**What is expected:** Find and copy every line in the records that includes the string "Repair".

Website and app data records:
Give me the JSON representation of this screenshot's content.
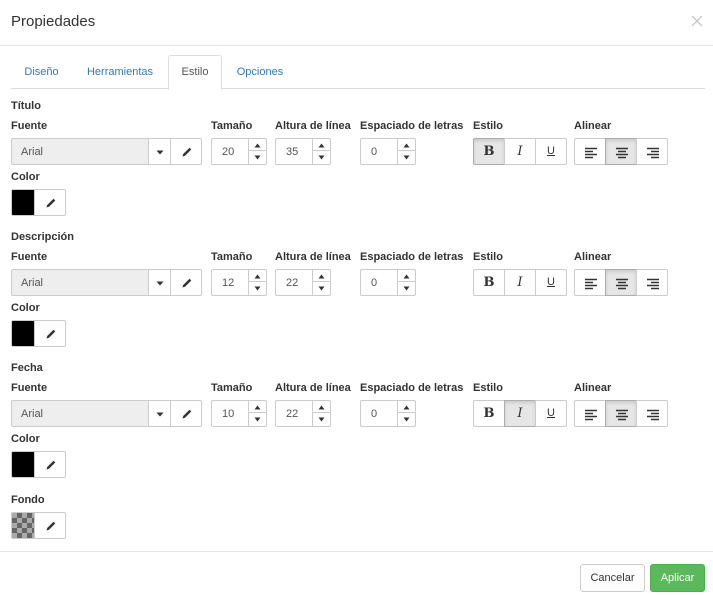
{
  "modal": {
    "title": "Propiedades",
    "close_icon": "close-icon"
  },
  "tabs": [
    {
      "label": "Diseño",
      "active": false
    },
    {
      "label": "Herramientas",
      "active": false
    },
    {
      "label": "Estilo",
      "active": true
    },
    {
      "label": "Opciones",
      "active": false
    }
  ],
  "labels": {
    "fuente": "Fuente",
    "tamano": "Tamaño",
    "altura": "Altura de línea",
    "espaciado": "Espaciado de letras",
    "estilo": "Estilo",
    "alinear": "Alinear",
    "color": "Color",
    "fondo": "Fondo"
  },
  "style_glyphs": {
    "bold": "B",
    "italic": "I",
    "underline": "U"
  },
  "sections": [
    {
      "title": "Título",
      "font": "Arial",
      "size": "20",
      "line_height": "35",
      "letter_spacing": "0",
      "bold": true,
      "italic": false,
      "underline": false,
      "align": "center",
      "color": "#000000"
    },
    {
      "title": "Descripción",
      "font": "Arial",
      "size": "12",
      "line_height": "22",
      "letter_spacing": "0",
      "bold": false,
      "italic": false,
      "underline": false,
      "align": "center",
      "color": "#000000"
    },
    {
      "title": "Fecha",
      "font": "Arial",
      "size": "10",
      "line_height": "22",
      "letter_spacing": "0",
      "bold": false,
      "italic": true,
      "underline": false,
      "align": "center",
      "color": "#000000"
    }
  ],
  "background": {
    "pattern": "transparent-checker"
  },
  "footer": {
    "cancel_label": "Cancelar",
    "apply_label": "Aplicar"
  },
  "colors": {
    "accent": "#337ab7",
    "apply": "#5cb85c",
    "active_segment": "#e6e6e6"
  }
}
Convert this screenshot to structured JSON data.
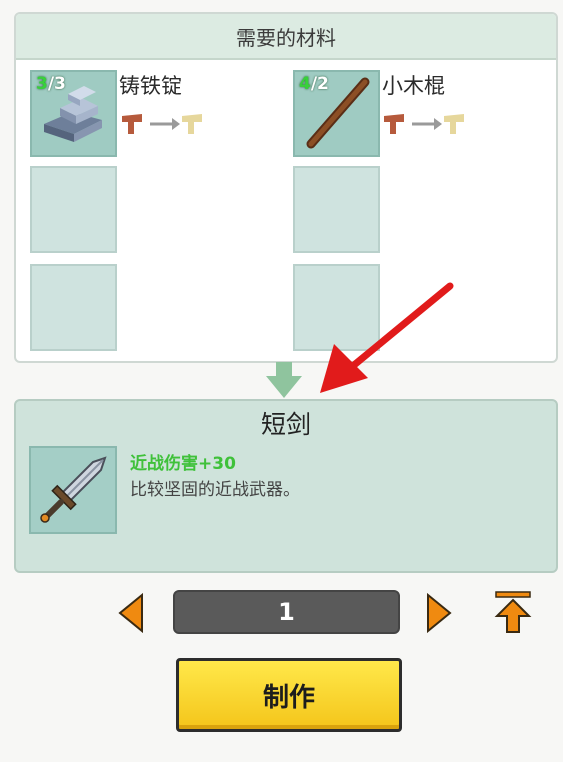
{
  "materials": {
    "header": "需要的材料",
    "items": [
      {
        "have": "3",
        "need": "/3",
        "name": "铸铁锭",
        "icon": "iron-ingot-icon"
      },
      {
        "have": "4",
        "need": "/2",
        "name": "小木棍",
        "icon": "wooden-stick-icon"
      }
    ]
  },
  "result": {
    "title": "短剑",
    "stat": "近战伤害+30",
    "description": "比较坚固的近战武器。",
    "icon": "short-sword-icon"
  },
  "quantity": {
    "value": "1"
  },
  "craft_button": {
    "label": "制作"
  },
  "colors": {
    "accent_orange": "#f08a10",
    "button_yellow": "#ffe84a",
    "stat_green": "#3fc13a",
    "annotation_red": "#e11b1b"
  }
}
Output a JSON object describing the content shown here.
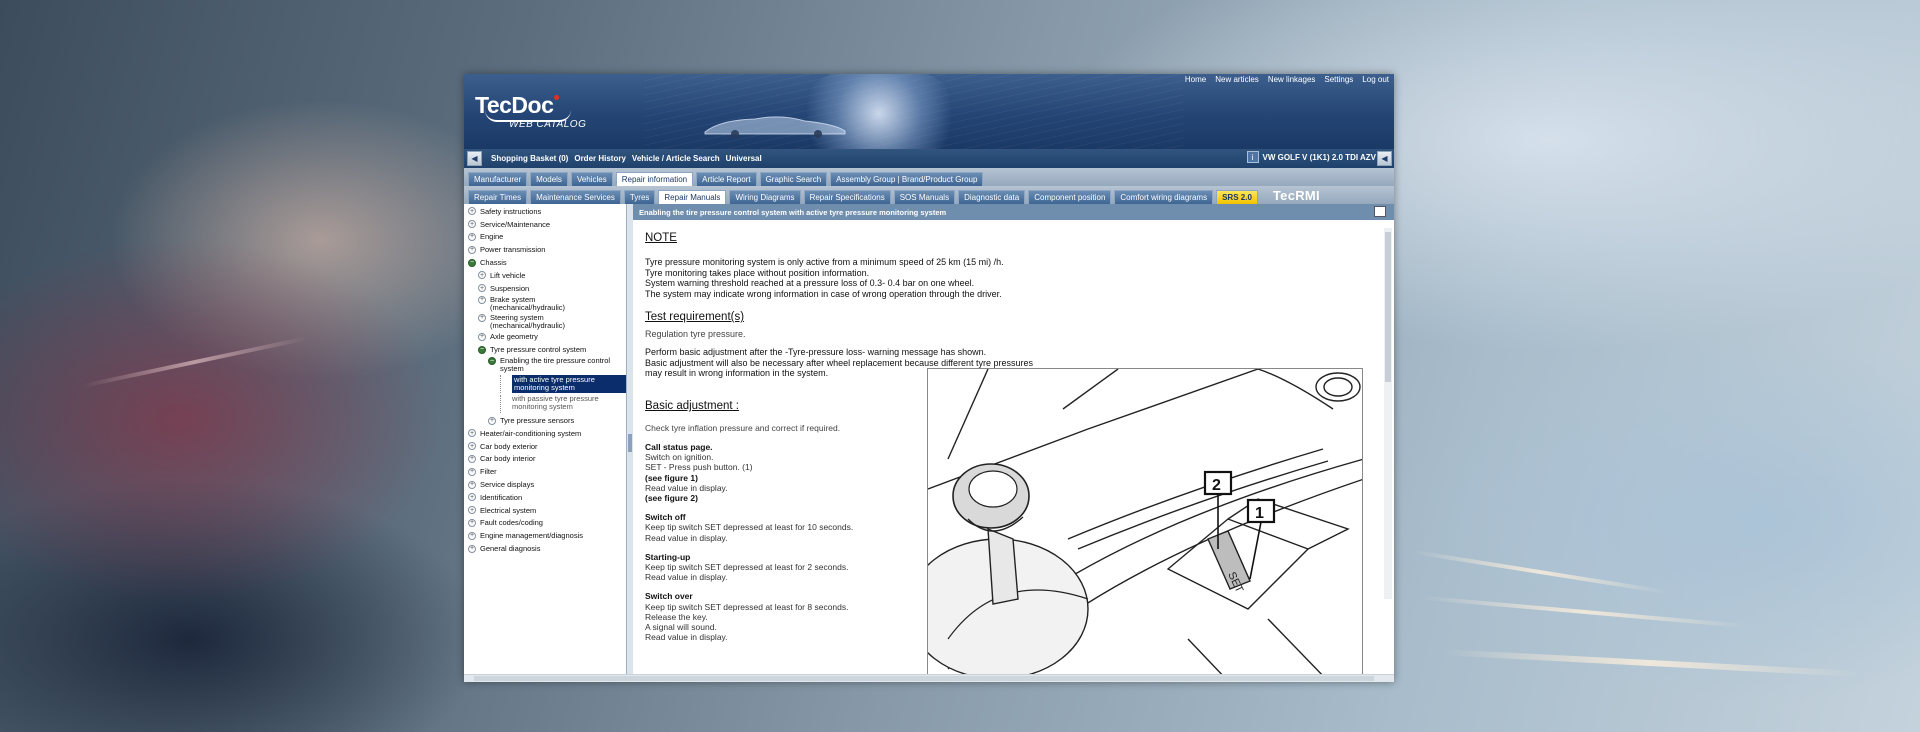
{
  "app": {
    "logo_main": "TecDoc",
    "logo_sub": "WEB CATALOG",
    "top_links": [
      "Home",
      "New articles",
      "New linkages",
      "Settings",
      "Log out"
    ]
  },
  "nav_bar": {
    "links": [
      "Shopping Basket (0)",
      "Order History",
      "Vehicle / Article Search",
      "Universal"
    ],
    "vehicle": "VW GOLF V (1K1) 2.0 TDI AZV"
  },
  "tabs_row1": [
    "Manufacturer",
    "Models",
    "Vehicles",
    "Repair information",
    "Article Report",
    "Graphic Search",
    "Assembly Group | Brand/Product Group"
  ],
  "tabs_row1_active": "Repair information",
  "tabs_row2": [
    "Repair Times",
    "Maintenance Services",
    "Tyres",
    "Repair Manuals",
    "Wiring Diagrams",
    "Repair Specifications",
    "SOS Manuals",
    "Diagnostic data",
    "Component position",
    "Comfort wiring diagrams",
    "SRS 2.0"
  ],
  "tabs_row2_active": "Repair Manuals",
  "tabs_row2_brand": "TecRMI",
  "tree": [
    {
      "label": "Safety instructions",
      "level": 0,
      "open": false
    },
    {
      "label": "Service/Maintenance",
      "level": 0,
      "open": false
    },
    {
      "label": "Engine",
      "level": 0,
      "open": false
    },
    {
      "label": "Power transmission",
      "level": 0,
      "open": false
    },
    {
      "label": "Chassis",
      "level": 0,
      "open": true
    },
    {
      "label": "Lift vehicle",
      "level": 1,
      "open": false
    },
    {
      "label": "Suspension",
      "level": 1,
      "open": false
    },
    {
      "label": "Brake system (mechanical/hydraulic)",
      "level": 1,
      "open": false
    },
    {
      "label": "Steering system (mechanical/hydraulic)",
      "level": 1,
      "open": false
    },
    {
      "label": "Axle geometry",
      "level": 1,
      "open": false
    },
    {
      "label": "Tyre pressure control system",
      "level": 1,
      "open": true
    },
    {
      "label": "Enabling the tire pressure control system",
      "level": 2,
      "open": true
    },
    {
      "label": "with active tyre pressure monitoring system",
      "level": 3,
      "selected": true
    },
    {
      "label": "with passive tyre pressure monitoring system",
      "level": 3,
      "muted": true
    },
    {
      "label": "Tyre pressure sensors",
      "level": 2,
      "open": false
    },
    {
      "label": "Heater/air-conditioning system",
      "level": 0,
      "open": false
    },
    {
      "label": "Car body exterior",
      "level": 0,
      "open": false
    },
    {
      "label": "Car body interior",
      "level": 0,
      "open": false
    },
    {
      "label": "Filter",
      "level": 0,
      "open": false
    },
    {
      "label": "Service displays",
      "level": 0,
      "open": false
    },
    {
      "label": "Identification",
      "level": 0,
      "open": false
    },
    {
      "label": "Electrical system",
      "level": 0,
      "open": false
    },
    {
      "label": "Fault codes/coding",
      "level": 0,
      "open": false
    },
    {
      "label": "Engine management/diagnosis",
      "level": 0,
      "open": false
    },
    {
      "label": "General diagnosis",
      "level": 0,
      "open": false
    }
  ],
  "doc": {
    "title": "Enabling the tire pressure control system with active tyre pressure monitoring system",
    "note_heading": "NOTE",
    "note_lines": [
      "Tyre pressure monitoring system is only active from a minimum speed of 25 km (15 mi) /h.",
      "Tyre monitoring takes place without position information.",
      "System warning threshold reached at a pressure loss of 0.3- 0.4 bar on one wheel.",
      "The system may indicate wrong information in case of wrong operation through the driver."
    ],
    "test_heading": "Test requirement(s)",
    "test_text": "Regulation tyre pressure.",
    "perform_lines": [
      "Perform basic adjustment after the -Tyre-pressure loss- warning message has shown.",
      "Basic adjustment will also be necessary after wheel replacement because different tyre pressures",
      "may result in wrong information in the system."
    ],
    "basic_heading": "Basic adjustment",
    "basic_colon": " :",
    "check_text": "Check tyre inflation pressure and correct if required.",
    "steps": [
      {
        "head": "Call status page.",
        "lines": [
          "Switch on ignition.",
          "SET - Press push button. (1)",
          "(see figure 1)",
          "Read value in display.",
          "(see figure 2)"
        ]
      },
      {
        "head": "Switch off",
        "lines": [
          "Keep tip switch SET depressed at least for 10 seconds.",
          "Read value in display."
        ]
      },
      {
        "head": "Starting-up",
        "lines": [
          "Keep tip switch SET depressed at least for 2 seconds.",
          "Read value in display."
        ]
      },
      {
        "head": "Switch over",
        "lines": [
          "Keep tip switch SET depressed at least for 8 seconds.",
          "Release the key.",
          "A signal will sound.",
          "Read value in display."
        ]
      }
    ],
    "figure_callouts": [
      "1",
      "2"
    ],
    "figure_button_text": "SET"
  },
  "colors": {
    "header_blue": "#244575",
    "tab_blue": "#3e6592",
    "selected_tree": "#0b2d6b",
    "srs_yellow": "#f2c200",
    "doc_title_bar": "#6f8dad"
  }
}
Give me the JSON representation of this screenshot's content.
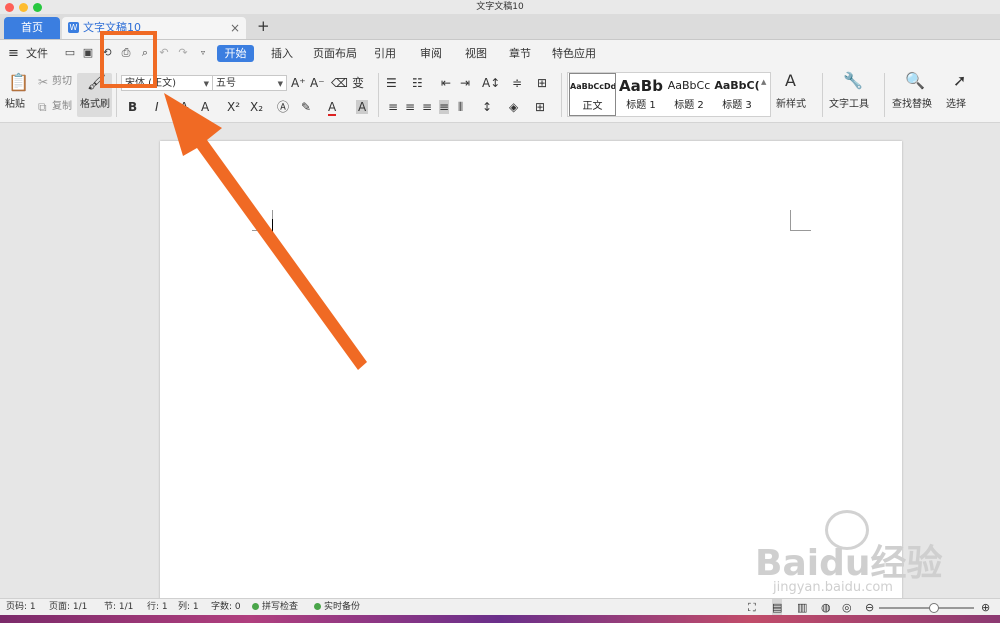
{
  "window": {
    "title": "文字文稿10"
  },
  "tabs": {
    "home": "首页",
    "doc": "文字文稿10",
    "add": "+",
    "doc_icon": "W",
    "close": "×"
  },
  "menu": {
    "file": "文件",
    "items": [
      "开始",
      "插入",
      "页面布局",
      "引用",
      "审阅",
      "视图",
      "章节",
      "特色应用"
    ]
  },
  "ribbon": {
    "paste": "粘贴",
    "cut": "剪切",
    "copy": "复制",
    "format_painter": "格式刷",
    "font_name": "宋体 (正文)",
    "font_size": "五号",
    "bold": "B",
    "italic": "I",
    "styles": [
      {
        "sample": "AaBbCcDd",
        "name": "正文"
      },
      {
        "sample": "AaBb",
        "name": "标题 1"
      },
      {
        "sample": "AaBbCc",
        "name": "标题 2"
      },
      {
        "sample": "AaBbC(",
        "name": "标题 3"
      }
    ],
    "new_style": "新样式",
    "text_tools": "文字工具",
    "find_replace": "查找替换",
    "select": "选择"
  },
  "status": {
    "page_num": "页码: 1",
    "pages": "页面: 1/1",
    "section": "节: 1/1",
    "row": "行: 1",
    "col": "列: 1",
    "words": "字数: 0",
    "spell": "拼写检查",
    "backup": "实时备份"
  },
  "watermark": {
    "brand": "Baidu经验",
    "url": "jingyan.baidu.com"
  },
  "colors": {
    "accent": "#3b7ee0",
    "annotation": "#f06a24"
  }
}
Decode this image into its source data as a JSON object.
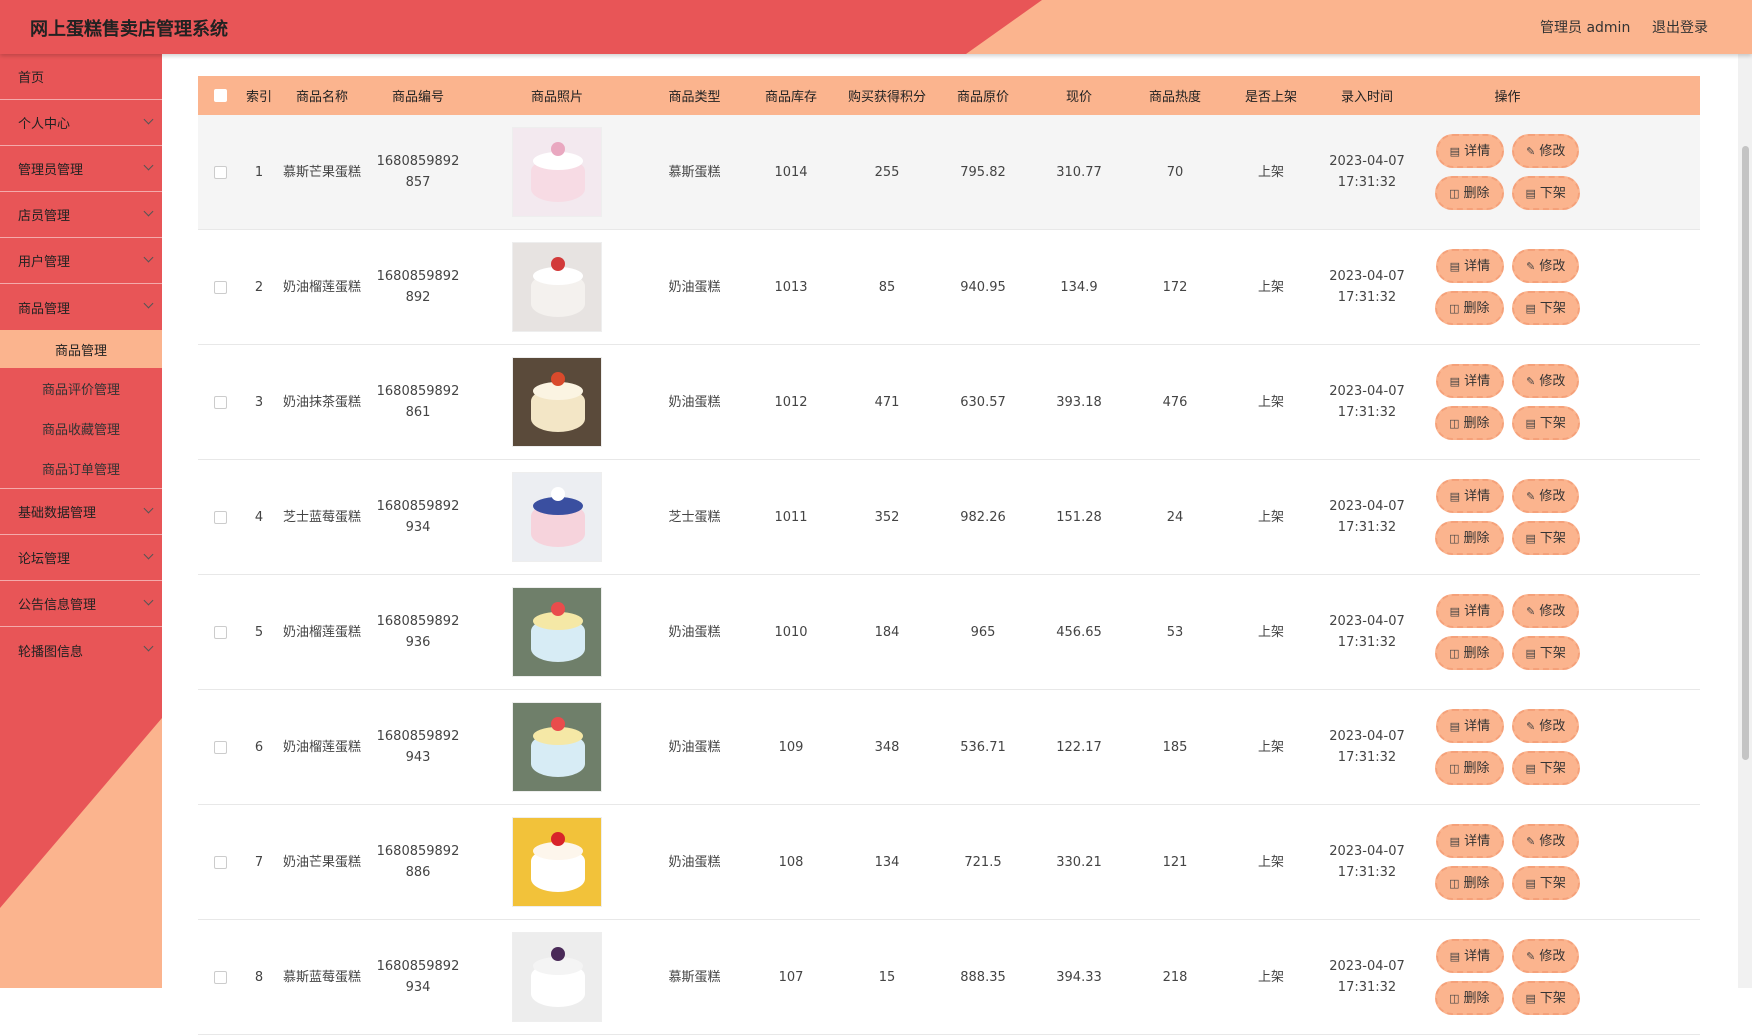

**Output below:**
    "Repair information",
  "tabs_row1_active": "Repair information",
    "Repair Times",
    "Repair Manuals",
    "Repair Specifications",
  "tabs_row2_active": "Repair Manuals",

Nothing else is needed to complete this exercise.